The Pros and Cons of Vacuum Evaporation

Read below to see how effective vacuum evaporation is over other methods.


Vacuum evaporation is a physical vapor deposition process that utilizes the free space of a vacuum environment in order for the material from the thermal vaporization source to reach the substrate. Why this is important is because the collision of the gas molecules will ultimately affect the substrate. Taking place in a controlled environment, such as a vacuum, the substrate therefore won’t be altered in any way. Although this is a popular method, there are always two sides of the coin. Here are some advantages and disadvantages of using a vacuum evaporation system to deposit.


Typically high-purity films can be deposited from a source material with high purity. The source of the material that is going to be vaporized onto the substrate can be a solid in any shape or form. The versatility of this method trumps other deposition processes. Also, when deposition is not desired, masks are utilized to define the areas on the substrate for control purposes. Out of all of the physical vapor deposition processes, this option is ultimately the cheapest and can still provide sufficient thin film vacuum coating.


There is poor surface coverage when it comes to line of sight unless the fixture is properly working in conjunction with the movement. Also, this affects the thickness of the film on complex surfaces. Because of the lack of movement and sight, unevenness and inaccurate deposition may occur. The usage rate of the source material is often times low. Depending on this usage rate, high radiant heat loads can occur within the deposition system. This will affect the substrate’s film quality and overall appearance.
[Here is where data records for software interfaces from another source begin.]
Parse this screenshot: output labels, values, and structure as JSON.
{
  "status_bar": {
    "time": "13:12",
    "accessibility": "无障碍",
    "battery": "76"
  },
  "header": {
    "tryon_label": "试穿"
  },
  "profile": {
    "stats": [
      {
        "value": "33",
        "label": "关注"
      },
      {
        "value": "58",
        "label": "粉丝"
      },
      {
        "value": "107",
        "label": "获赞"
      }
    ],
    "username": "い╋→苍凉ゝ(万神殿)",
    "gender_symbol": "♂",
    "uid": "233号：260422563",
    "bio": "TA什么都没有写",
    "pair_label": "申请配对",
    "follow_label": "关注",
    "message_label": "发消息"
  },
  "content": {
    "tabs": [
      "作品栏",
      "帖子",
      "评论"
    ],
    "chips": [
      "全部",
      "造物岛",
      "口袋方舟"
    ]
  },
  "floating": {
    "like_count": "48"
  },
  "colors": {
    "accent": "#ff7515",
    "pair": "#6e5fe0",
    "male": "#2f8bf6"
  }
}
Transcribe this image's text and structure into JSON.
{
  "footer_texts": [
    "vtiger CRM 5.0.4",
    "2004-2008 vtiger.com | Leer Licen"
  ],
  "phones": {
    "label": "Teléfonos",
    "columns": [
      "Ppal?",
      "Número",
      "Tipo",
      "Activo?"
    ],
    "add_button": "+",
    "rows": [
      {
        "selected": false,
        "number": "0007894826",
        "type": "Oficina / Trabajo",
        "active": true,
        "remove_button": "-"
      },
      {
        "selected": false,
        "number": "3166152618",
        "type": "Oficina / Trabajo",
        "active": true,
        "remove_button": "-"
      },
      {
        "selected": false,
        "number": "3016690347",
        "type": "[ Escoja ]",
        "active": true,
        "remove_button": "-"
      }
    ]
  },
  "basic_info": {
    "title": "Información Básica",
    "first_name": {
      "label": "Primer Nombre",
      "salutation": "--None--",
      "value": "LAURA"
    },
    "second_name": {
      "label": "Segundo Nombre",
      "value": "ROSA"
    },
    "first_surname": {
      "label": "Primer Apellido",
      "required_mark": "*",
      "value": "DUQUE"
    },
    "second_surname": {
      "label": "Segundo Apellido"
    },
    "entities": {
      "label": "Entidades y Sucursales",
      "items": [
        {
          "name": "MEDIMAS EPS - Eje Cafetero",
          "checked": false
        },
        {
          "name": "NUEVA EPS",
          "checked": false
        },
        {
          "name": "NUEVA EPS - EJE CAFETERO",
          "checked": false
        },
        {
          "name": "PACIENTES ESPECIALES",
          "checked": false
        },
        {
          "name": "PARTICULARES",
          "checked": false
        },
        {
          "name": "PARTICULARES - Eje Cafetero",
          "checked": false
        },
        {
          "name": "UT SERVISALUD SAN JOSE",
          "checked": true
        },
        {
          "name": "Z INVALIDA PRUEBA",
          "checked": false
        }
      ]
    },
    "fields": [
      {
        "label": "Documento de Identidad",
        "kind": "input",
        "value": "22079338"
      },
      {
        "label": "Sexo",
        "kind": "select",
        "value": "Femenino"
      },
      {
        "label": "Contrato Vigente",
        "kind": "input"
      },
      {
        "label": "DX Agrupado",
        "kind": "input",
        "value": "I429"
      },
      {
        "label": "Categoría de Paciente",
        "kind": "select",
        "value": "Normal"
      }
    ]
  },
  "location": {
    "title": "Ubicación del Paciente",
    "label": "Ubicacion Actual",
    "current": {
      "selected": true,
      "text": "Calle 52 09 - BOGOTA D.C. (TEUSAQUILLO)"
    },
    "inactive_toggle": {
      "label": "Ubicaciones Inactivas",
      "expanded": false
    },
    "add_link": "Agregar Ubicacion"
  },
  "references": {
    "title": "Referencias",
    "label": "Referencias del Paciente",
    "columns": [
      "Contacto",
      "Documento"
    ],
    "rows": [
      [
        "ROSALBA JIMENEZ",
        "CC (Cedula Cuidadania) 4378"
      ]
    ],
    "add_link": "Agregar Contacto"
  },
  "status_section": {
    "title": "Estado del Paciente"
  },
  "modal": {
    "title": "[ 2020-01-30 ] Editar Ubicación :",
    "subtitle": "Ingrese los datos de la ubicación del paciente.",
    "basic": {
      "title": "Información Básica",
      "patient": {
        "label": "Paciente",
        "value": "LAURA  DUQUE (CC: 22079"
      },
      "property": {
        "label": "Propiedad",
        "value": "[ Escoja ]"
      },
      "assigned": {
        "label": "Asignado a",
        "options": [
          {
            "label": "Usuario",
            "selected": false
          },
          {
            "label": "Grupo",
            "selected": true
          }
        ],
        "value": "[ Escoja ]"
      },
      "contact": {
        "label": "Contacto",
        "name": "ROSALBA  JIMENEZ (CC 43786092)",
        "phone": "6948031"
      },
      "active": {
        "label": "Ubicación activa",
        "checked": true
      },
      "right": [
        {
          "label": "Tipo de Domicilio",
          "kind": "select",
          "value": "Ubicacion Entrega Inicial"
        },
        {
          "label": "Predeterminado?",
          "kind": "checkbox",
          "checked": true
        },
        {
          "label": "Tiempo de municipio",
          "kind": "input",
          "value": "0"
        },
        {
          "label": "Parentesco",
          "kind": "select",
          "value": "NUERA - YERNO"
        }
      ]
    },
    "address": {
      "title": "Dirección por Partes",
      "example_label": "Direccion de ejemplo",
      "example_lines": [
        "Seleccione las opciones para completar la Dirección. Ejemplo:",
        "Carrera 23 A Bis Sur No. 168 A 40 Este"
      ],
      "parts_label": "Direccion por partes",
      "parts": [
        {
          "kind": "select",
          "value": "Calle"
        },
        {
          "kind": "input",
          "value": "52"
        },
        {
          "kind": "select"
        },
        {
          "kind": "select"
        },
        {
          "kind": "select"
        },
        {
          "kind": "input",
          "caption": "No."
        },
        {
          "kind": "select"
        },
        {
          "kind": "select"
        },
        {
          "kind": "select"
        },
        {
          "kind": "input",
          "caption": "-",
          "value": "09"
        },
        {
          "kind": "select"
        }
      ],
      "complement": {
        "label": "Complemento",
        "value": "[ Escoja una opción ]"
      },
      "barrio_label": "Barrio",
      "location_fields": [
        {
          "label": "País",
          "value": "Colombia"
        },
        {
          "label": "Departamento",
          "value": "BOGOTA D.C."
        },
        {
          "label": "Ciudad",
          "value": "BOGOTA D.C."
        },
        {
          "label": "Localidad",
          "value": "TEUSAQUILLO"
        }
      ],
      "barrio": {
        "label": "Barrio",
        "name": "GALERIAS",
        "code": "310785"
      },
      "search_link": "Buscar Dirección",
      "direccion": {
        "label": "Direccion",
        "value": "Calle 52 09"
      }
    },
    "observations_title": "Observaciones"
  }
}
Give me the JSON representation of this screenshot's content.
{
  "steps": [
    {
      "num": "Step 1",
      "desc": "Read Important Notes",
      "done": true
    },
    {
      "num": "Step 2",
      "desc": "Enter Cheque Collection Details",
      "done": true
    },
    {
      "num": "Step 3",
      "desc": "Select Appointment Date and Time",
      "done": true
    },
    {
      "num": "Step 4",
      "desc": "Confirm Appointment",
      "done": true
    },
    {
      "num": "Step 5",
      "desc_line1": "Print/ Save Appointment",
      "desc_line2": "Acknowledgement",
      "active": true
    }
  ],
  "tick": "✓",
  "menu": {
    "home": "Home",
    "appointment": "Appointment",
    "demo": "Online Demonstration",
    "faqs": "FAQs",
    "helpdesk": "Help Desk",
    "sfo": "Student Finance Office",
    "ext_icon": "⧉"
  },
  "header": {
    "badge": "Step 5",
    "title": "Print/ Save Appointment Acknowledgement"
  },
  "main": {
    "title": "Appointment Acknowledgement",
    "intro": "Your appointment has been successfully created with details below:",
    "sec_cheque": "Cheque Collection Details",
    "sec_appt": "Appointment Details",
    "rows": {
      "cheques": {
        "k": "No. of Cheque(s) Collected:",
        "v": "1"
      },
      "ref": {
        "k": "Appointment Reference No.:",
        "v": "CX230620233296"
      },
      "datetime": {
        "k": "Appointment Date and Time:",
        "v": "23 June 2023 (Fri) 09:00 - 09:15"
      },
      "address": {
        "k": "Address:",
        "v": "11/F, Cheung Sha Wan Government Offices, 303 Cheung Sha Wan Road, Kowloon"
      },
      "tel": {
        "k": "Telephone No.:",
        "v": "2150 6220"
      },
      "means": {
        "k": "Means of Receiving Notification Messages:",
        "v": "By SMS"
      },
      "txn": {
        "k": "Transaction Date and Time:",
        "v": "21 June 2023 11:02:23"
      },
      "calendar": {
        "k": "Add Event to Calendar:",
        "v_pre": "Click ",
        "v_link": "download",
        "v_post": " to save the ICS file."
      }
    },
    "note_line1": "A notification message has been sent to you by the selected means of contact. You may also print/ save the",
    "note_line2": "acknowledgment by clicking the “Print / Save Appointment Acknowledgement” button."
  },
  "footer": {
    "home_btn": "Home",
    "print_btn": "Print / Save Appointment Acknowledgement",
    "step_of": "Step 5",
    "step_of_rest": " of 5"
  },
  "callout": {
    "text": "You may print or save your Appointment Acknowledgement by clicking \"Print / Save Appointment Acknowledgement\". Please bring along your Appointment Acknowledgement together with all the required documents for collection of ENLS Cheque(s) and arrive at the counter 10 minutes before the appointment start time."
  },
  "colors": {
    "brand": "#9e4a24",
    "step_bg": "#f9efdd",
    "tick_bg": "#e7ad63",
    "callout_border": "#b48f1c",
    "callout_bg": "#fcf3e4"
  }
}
Denton Vacuum, LLC offers a wide variety of thin film deposition vacuum systems for thin film evaporation procedures.